We had heard many stories about the ‘Ruta De Las Lagunas’ (The Route through the Lake region) to Uyuni and the massive salt flat. The route is legendary for both its beauty, spectacular scenery, multi-coloured lakes and otherworldly landscapes, as well as for its ruthlessness, extremely high altitude and terrible, sandy, corrugated ‘roads’ which can easily lead into the nothingness. Before taking our final decision to cross through it, we had almost been completely discouraged by many “close to death” experiences we had read on the internet, narrated by various travelers. We finally survived only to write this text(!) and make some things clear, according to our point of view! Apparently, some of the stories are ridiculously exaggerated, some of them true and some others depend on the traveler’s perspective, physical condition and previous experience.
Let’s take things from the beginning:
1) “There is no petrol” – Well, to be clear, there are no fuel stations for a distance of about 400kms, but having a jerry-can with you, will be definitely enough – depending on the consumption. Additionally to this, you can easily buy petrol from one of the dozens of 4×4 tour drivers who always carry extra fuel with them.
2) “There is no food or water” – Of course there is. You can find freshly cooked meals, snacks, water, refreshments, wine etc. There are stores selling snacks and water at some of the places the 4x4s usually stop (at the entrance to the National Park, next to the thermal springs etc). There is freshly cooked food along with water, refreshments, even wine at the shelters around the Lake Colorada or Lake Hendionda.
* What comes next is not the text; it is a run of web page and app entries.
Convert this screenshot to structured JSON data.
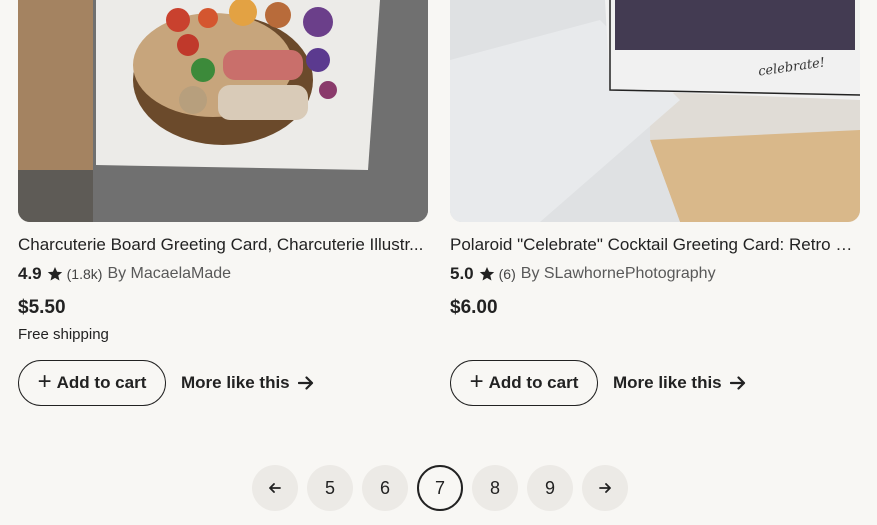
{
  "products": [
    {
      "title": "Charcuterie Board Greeting Card, Charcuterie Illustr...",
      "rating": "4.9",
      "review_count": "(1.8k)",
      "by_label": "By MacaelaMade",
      "price": "$5.50",
      "shipping": "Free shipping",
      "add_to_cart": "Add to cart",
      "more_like_this": "More like this"
    },
    {
      "title": "Polaroid \"Celebrate\" Cocktail Greeting Card: Retro P...",
      "rating": "5.0",
      "review_count": "(6)",
      "by_label": "By SLawhornePhotography",
      "price": "$6.00",
      "shipping": "",
      "add_to_cart": "Add to cart",
      "more_like_this": "More like this",
      "image_caption": "celebrate!"
    }
  ],
  "pagination": {
    "pages": [
      "5",
      "6",
      "7",
      "8",
      "9"
    ],
    "current": "7"
  },
  "icons": {
    "star": "star-icon",
    "plus": "plus-icon",
    "arrow": "arrow-right-icon",
    "prev": "arrow-left-icon",
    "next": "arrow-right-icon"
  },
  "colors": {
    "background": "#f8f7f4",
    "text": "#222222",
    "muted": "#595959",
    "page_button": "#eceae6"
  }
}
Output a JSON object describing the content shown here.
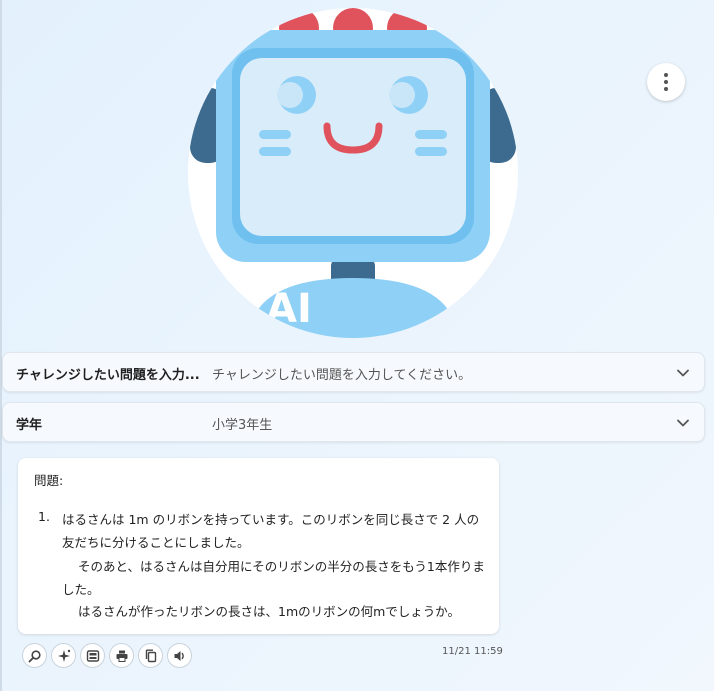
{
  "avatar": {
    "badge_text": "AI"
  },
  "header": {
    "menu_icon": "more-vert-icon"
  },
  "fields": [
    {
      "label": "チャレンジしたい問題を入力...",
      "value": "チャレンジしたい問題を入力してください。",
      "icon": "chevron-down-icon"
    },
    {
      "label": "学年",
      "value": "小学3年生",
      "icon": "chevron-down-icon"
    }
  ],
  "message": {
    "heading": "問題:",
    "item_number": "1.",
    "lines": [
      "はるさんは 1m のリボンを持っています。このリボンを同じ長さで 2 人の",
      "友だちに分けることにしました。",
      "そのあと、はるさんは自分用にそのリボンの半分の長さをもう1本作りま",
      "した。",
      "はるさんが作ったリボンの長さは、1mのリボンの何mでしょうか。"
    ],
    "timestamp": "11/21 11:59"
  },
  "actions": [
    {
      "name": "zoom-icon"
    },
    {
      "name": "sparkle-icon"
    },
    {
      "name": "image-layout-icon"
    },
    {
      "name": "print-icon"
    },
    {
      "name": "copy-icon"
    },
    {
      "name": "speaker-icon"
    }
  ],
  "colors": {
    "robot_blue": "#8fd0f6",
    "robot_dark": "#3d6b8f",
    "robot_red": "#e0535d",
    "screen": "#d8ecfa",
    "background": "#e8f3fd"
  }
}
It’s highly impossible to starve!
3) “There is no place to stay” – Nonsense! There are definitely places to stay. There are shelters around Lake Hedionda, Lake Colorada and there are probably some more places to stay that we are not aware of. Even if one shelter is full with tourists from the 4×4 tours, you’ll find a bed in the next one. You can even pitch your tent if you’re not that sensitive to freezing cold…but that depends on each traveler! (the cost for a bed and meal – soup, spaghetti, hot beverage&cookies, breakfast the next morning – is totally affordable (50BOB, around 6.5€).
4) “There are no people, therefore, no help” – Lies! Remember the corrugation of the roads? It’s due to the hundreds of vehicles! The National Park is filled with 4x4s carrying tourists everyday through the notorious Route. There is at least one passing 4×4 in an emergency. Even during the rainy season (when there are fewer tours), it’s not common at all that no-one will pass.
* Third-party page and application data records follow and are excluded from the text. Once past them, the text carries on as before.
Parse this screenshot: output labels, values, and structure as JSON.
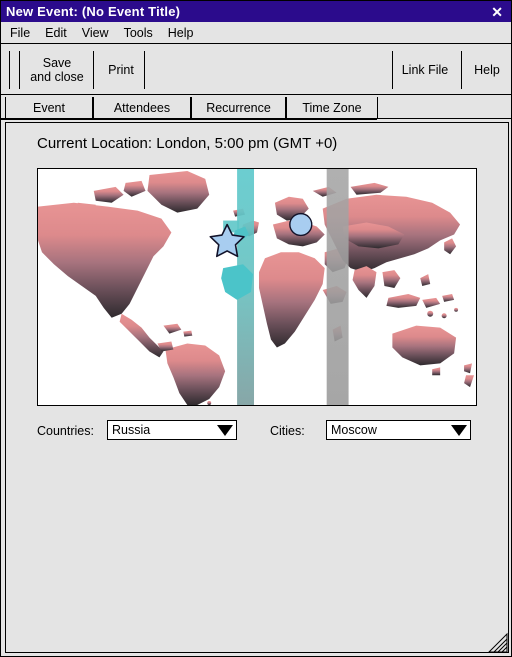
{
  "window": {
    "title": "New Event: (No Event Title)",
    "close_label": "✕",
    "titlebar_color": "#2b0b8c"
  },
  "menubar": {
    "items": [
      {
        "label": "File"
      },
      {
        "label": "Edit"
      },
      {
        "label": "View"
      },
      {
        "label": "Tools"
      },
      {
        "label": "Help"
      }
    ]
  },
  "toolbar": {
    "save_and_close_label": "Save\nand close",
    "print_label": "Print",
    "link_file_label": "Link File",
    "help_label": "Help"
  },
  "tabs": [
    {
      "label": "Event",
      "selected": true
    },
    {
      "label": "Attendees",
      "selected": false
    },
    {
      "label": "Recurrence",
      "selected": false
    },
    {
      "label": "Time Zone",
      "selected": false
    }
  ],
  "timezone_panel": {
    "heading": "Current Location: London, 5:00 pm (GMT +0)",
    "current_city": "London",
    "current_time": "5:00 pm",
    "current_offset": "GMT +0",
    "countries_label": "Countries:",
    "countries_value": "Russia",
    "cities_label": "Cities:",
    "cities_value": "Moscow",
    "map": {
      "land_color_north": "#e08b8b",
      "land_color_south": "#3b3034",
      "ocean_color": "#ffffff",
      "selected_band_color": "#4fc3c7",
      "other_band_color": "#a0a0a0",
      "home_marker": "star-marker",
      "home_marker_color": "#a8cdf0",
      "selected_marker": "circle-marker",
      "selected_marker_color": "#a8cdf0"
    }
  },
  "statusbar": {
    "resize_grip": "resize-grip-icon"
  }
}
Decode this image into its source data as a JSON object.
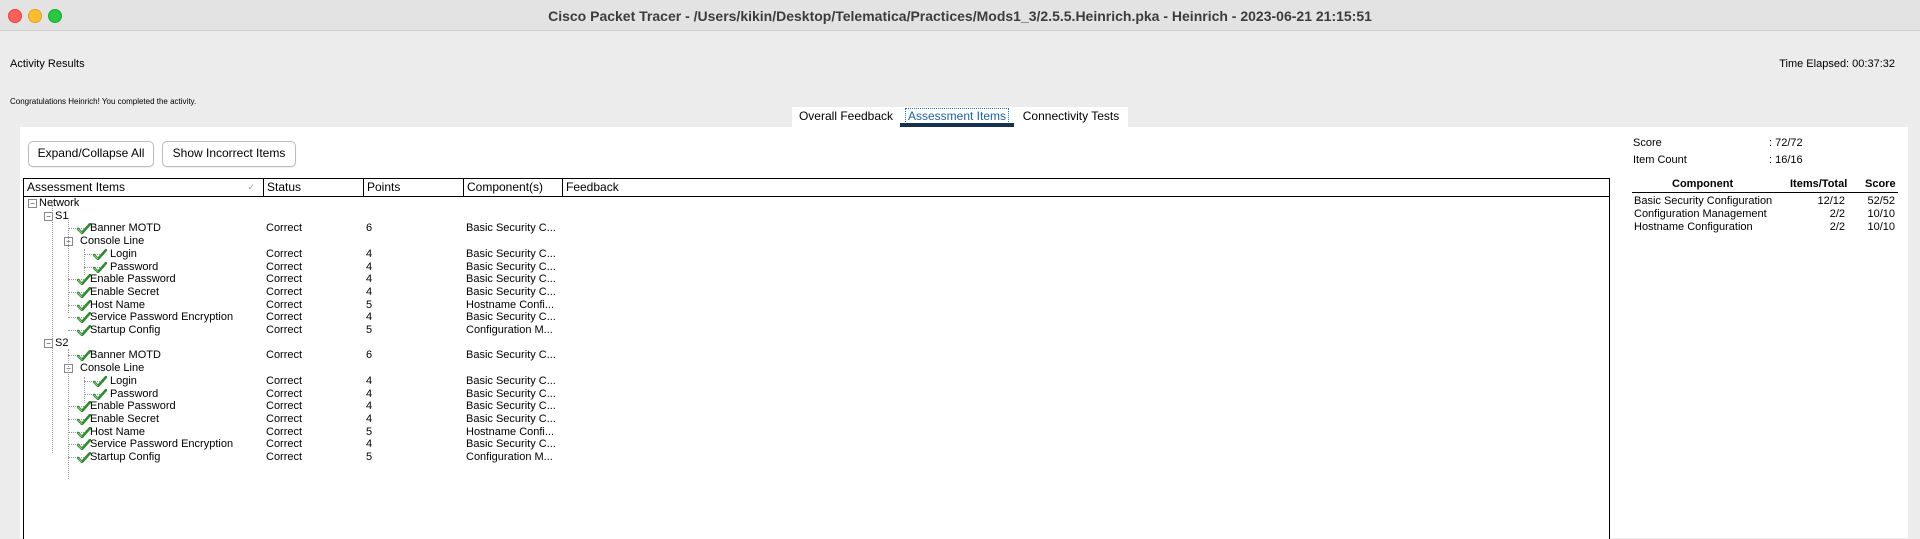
{
  "window": {
    "title": "Cisco Packet Tracer - /Users/kikin/Desktop/Telematica/Practices/Mods1_3/2.5.5.Heinrich.pka - Heinrich - 2023-06-21 21:15:51"
  },
  "header": {
    "activity_results": "Activity Results",
    "time_elapsed": "Time Elapsed: 00:37:32",
    "congrats": "Congratulations Heinrich! You completed the activity."
  },
  "tabs": [
    "Overall Feedback",
    "Assessment Items",
    "Connectivity Tests"
  ],
  "active_tab": "Assessment Items",
  "buttons": {
    "expand": "Expand/Collapse All",
    "incorrect": "Show Incorrect Items"
  },
  "table": {
    "headers": [
      "Assessment Items",
      "Status",
      "Points",
      "Component(s)",
      "Feedback"
    ],
    "rows": [
      {
        "label": "Network",
        "level": 0,
        "type": "group"
      },
      {
        "label": "S1",
        "level": 1,
        "type": "group"
      },
      {
        "label": "Banner MOTD",
        "level": 2,
        "type": "item",
        "status": "Correct",
        "points": "6",
        "component": "Basic Security C..."
      },
      {
        "label": "Console Line",
        "level": 2,
        "type": "group"
      },
      {
        "label": "Login",
        "level": 3,
        "type": "item",
        "status": "Correct",
        "points": "4",
        "component": "Basic Security C..."
      },
      {
        "label": "Password",
        "level": 3,
        "type": "item",
        "status": "Correct",
        "points": "4",
        "component": "Basic Security C..."
      },
      {
        "label": "Enable Password",
        "level": 2,
        "type": "item",
        "status": "Correct",
        "points": "4",
        "component": "Basic Security C..."
      },
      {
        "label": "Enable Secret",
        "level": 2,
        "type": "item",
        "status": "Correct",
        "points": "4",
        "component": "Basic Security C..."
      },
      {
        "label": "Host Name",
        "level": 2,
        "type": "item",
        "status": "Correct",
        "points": "5",
        "component": "Hostname Confi..."
      },
      {
        "label": "Service Password Encryption",
        "level": 2,
        "type": "item",
        "status": "Correct",
        "points": "4",
        "component": "Basic Security C..."
      },
      {
        "label": "Startup Config",
        "level": 2,
        "type": "item",
        "status": "Correct",
        "points": "5",
        "component": "Configuration M..."
      },
      {
        "label": "S2",
        "level": 1,
        "type": "group"
      },
      {
        "label": "Banner MOTD",
        "level": 2,
        "type": "item",
        "status": "Correct",
        "points": "6",
        "component": "Basic Security C..."
      },
      {
        "label": "Console Line",
        "level": 2,
        "type": "group"
      },
      {
        "label": "Login",
        "level": 3,
        "type": "item",
        "status": "Correct",
        "points": "4",
        "component": "Basic Security C..."
      },
      {
        "label": "Password",
        "level": 3,
        "type": "item",
        "status": "Correct",
        "points": "4",
        "component": "Basic Security C..."
      },
      {
        "label": "Enable Password",
        "level": 2,
        "type": "item",
        "status": "Correct",
        "points": "4",
        "component": "Basic Security C..."
      },
      {
        "label": "Enable Secret",
        "level": 2,
        "type": "item",
        "status": "Correct",
        "points": "4",
        "component": "Basic Security C..."
      },
      {
        "label": "Host Name",
        "level": 2,
        "type": "item",
        "status": "Correct",
        "points": "5",
        "component": "Hostname Confi..."
      },
      {
        "label": "Service Password Encryption",
        "level": 2,
        "type": "item",
        "status": "Correct",
        "points": "4",
        "component": "Basic Security C..."
      },
      {
        "label": "Startup Config",
        "level": 2,
        "type": "item",
        "status": "Correct",
        "points": "5",
        "component": "Configuration M..."
      }
    ]
  },
  "summary": {
    "score_label": "Score",
    "score_value": ": 72/72",
    "count_label": "Item Count",
    "count_value": ": 16/16",
    "headers": [
      "Component",
      "Items/Total",
      "Score"
    ],
    "rows": [
      {
        "component": "Basic Security Configuration",
        "items": "12/12",
        "score": "52/52"
      },
      {
        "component": "Configuration Management",
        "items": "2/2",
        "score": "10/10"
      },
      {
        "component": "Hostname Configuration",
        "items": "2/2",
        "score": "10/10"
      }
    ]
  },
  "colors": {
    "check": "#2e8b2e",
    "active_tab_bar": "#16314f",
    "window_bg": "#ececec"
  },
  "icons": {
    "check": "checkmark-icon",
    "collapse": "minus-box-icon"
  }
}
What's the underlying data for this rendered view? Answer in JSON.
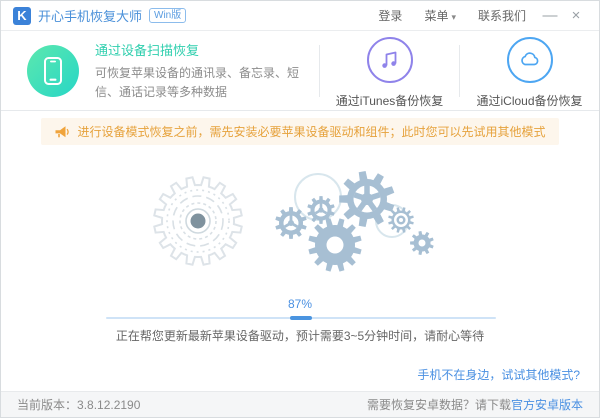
{
  "titlebar": {
    "logo_letter": "K",
    "app_title": "开心手机恢复大师",
    "badge": "Win版",
    "login": "登录",
    "menu": "菜单",
    "contact": "联系我们"
  },
  "icons": {
    "menu_caret": "▾",
    "minimize": "—",
    "close": "×"
  },
  "modes": {
    "device": {
      "title": "通过设备扫描恢复",
      "description": "可恢复苹果设备的通讯录、备忘录、短信、通话记录等多种数据"
    },
    "itunes": {
      "label": "通过iTunes备份恢复"
    },
    "icloud": {
      "label": "通过iCloud备份恢复"
    }
  },
  "notice": {
    "text": "进行设备模式恢复之前，需先安装必要苹果设备驱动和组件；此时您可以先试用其他模式"
  },
  "progress": {
    "percent": "87%",
    "value": 87,
    "status": "正在帮您更新最新苹果设备驱动，预计需要3~5分钟时间，请耐心等待"
  },
  "links": {
    "other_mode": "手机不在身边，试试其他模式?"
  },
  "statusbar": {
    "version_label": "当前版本：",
    "version": "3.8.12.2190",
    "android_prompt": "需要恢复安卓数据？请下载",
    "android_link": "官方安卓版本"
  },
  "colors": {
    "accent_blue": "#4a90e2",
    "brand_blue": "#3b82d8",
    "teal": "#2fcfae",
    "purple": "#8f83ea",
    "icloud_blue": "#4da6f2",
    "notice_orange": "#e6a23c",
    "notice_bg": "#fdf6ec",
    "gear_blue": "#a7bfd3"
  }
}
5) “Deep sand everywhere” – No, at least not everywhere and not that deep for sure. In no case will you dive into deep sand, but there are places where it can be annoying and needs attention. However, it won’t last for long and it’s nothing crazy. Experience and concentration are needed, but you’re not taking part in Rally Dakar! Also, bear in mind that a small vespa managed not to fall even once!
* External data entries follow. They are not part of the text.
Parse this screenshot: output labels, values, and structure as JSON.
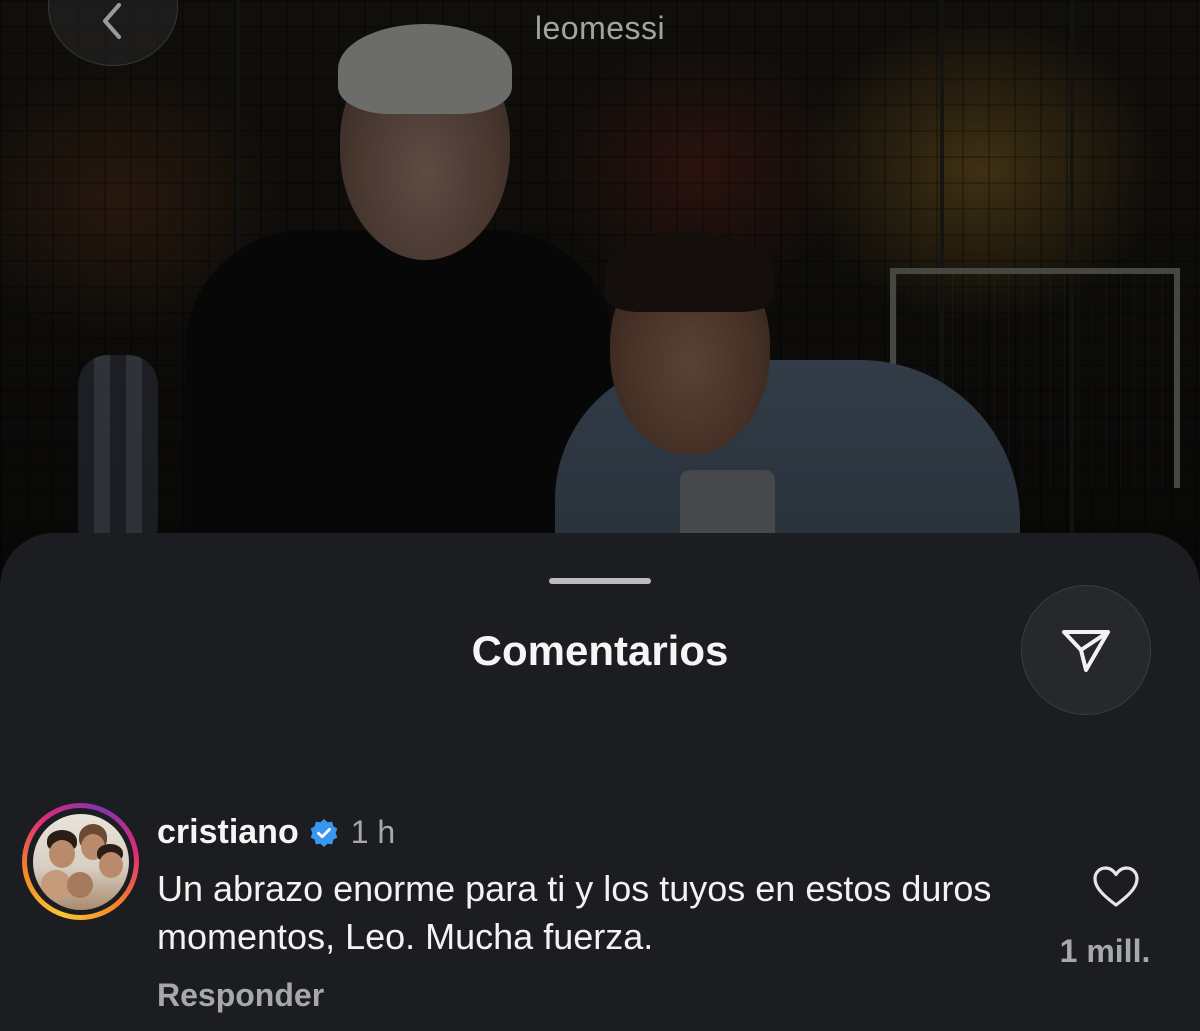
{
  "header": {
    "username": "leomessi"
  },
  "sheet": {
    "title": "Comentarios"
  },
  "comment": {
    "username": "cristiano",
    "verified": true,
    "time": "1 h",
    "text": "Un abrazo enorme para ti y los tuyos en estos duros momentos, Leo. Mucha fuerza.",
    "reply_label": "Responder",
    "like_count": "1 mill."
  },
  "colors": {
    "sheet_bg": "#1c1d20",
    "verified": "#3897f0",
    "muted_text": "#a7a8ab"
  },
  "icons": {
    "back": "chevron-left-icon",
    "share": "paper-plane-icon",
    "verified": "verified-badge-icon",
    "like": "heart-outline-icon"
  }
}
6) “You can get lost” – Of course you can get lost if you’ll try to navigate yourself by sniffing the air! Again, it needs some concentration not to lose the trails which can be tricky sometimes, but don’t forget that you can simply use your GPS (we use the OsmAnd on our smartphones and it was enough). Unless you do something heroically stupid, you can correct your mistake by following some of the tracks you’ll see on the soil and you’ll soon find your way. Most of these tracks are made by the drivers who try to avoid the corrugations on the main trail (Keep in mind that Stergios used the GPS only to make sure he was on the right path).
7) “High altitude is unbearable” – Under specific circumstances, this may be true but still, you can predict and prevent the worse. First of all, be aware of the potential consequences of high altitude so to be prepared. Give yourself some time to adjust. Follow the appropriate dietary rules – no alcohol, no spicy meals, no red meat – and listen carefully to your body. You can even take Diamox pills, after consulting your doctor. Of course, the constant feeling of exhaustion every time you put effort in something, can’t be avoided and some people get sick, but this is something that can’t be 100% predicted or prevented.
Of course, we also have to make clear that the motorcycle looses significant amount of power on an altitude this high and our poor 200cc Vespa probably couldn’t have made it fully loaded and with both of us on its back. So, Stergios was carrying only the necessary with him: tent, sleeping-bag, clothes, some food supplies (only snacks), 4 liters of water, 10 liters of extra fuel – while I had taken the rest of our luggage with me on the 4×4.
To sum up, after we ‘miraculously’ survived the “Ruta de las Lagunas”, we came to this conclusion: Never hesitate to try something your gut is telling you to try! Think and act reasonably and don’t take everything you read on the internet as a universal truth! There are many people who try to convince us (and themselves) that they are unique and heroic and no normal people can do what they did…rubbish! No-one knows you better than yourself…
- Argentina, Ruta 40: Going south again 10/01/2021
- This is how much it cost us to travel around South America for 1024 days 15/11/2020
- Buenos Aires – A city that has everything (we want) 24/10/2020
- Uruguay on our Vespa (video) 17/10/2020
- REVIEW | RedFox Summit 70L expedition backpack 16/10/2020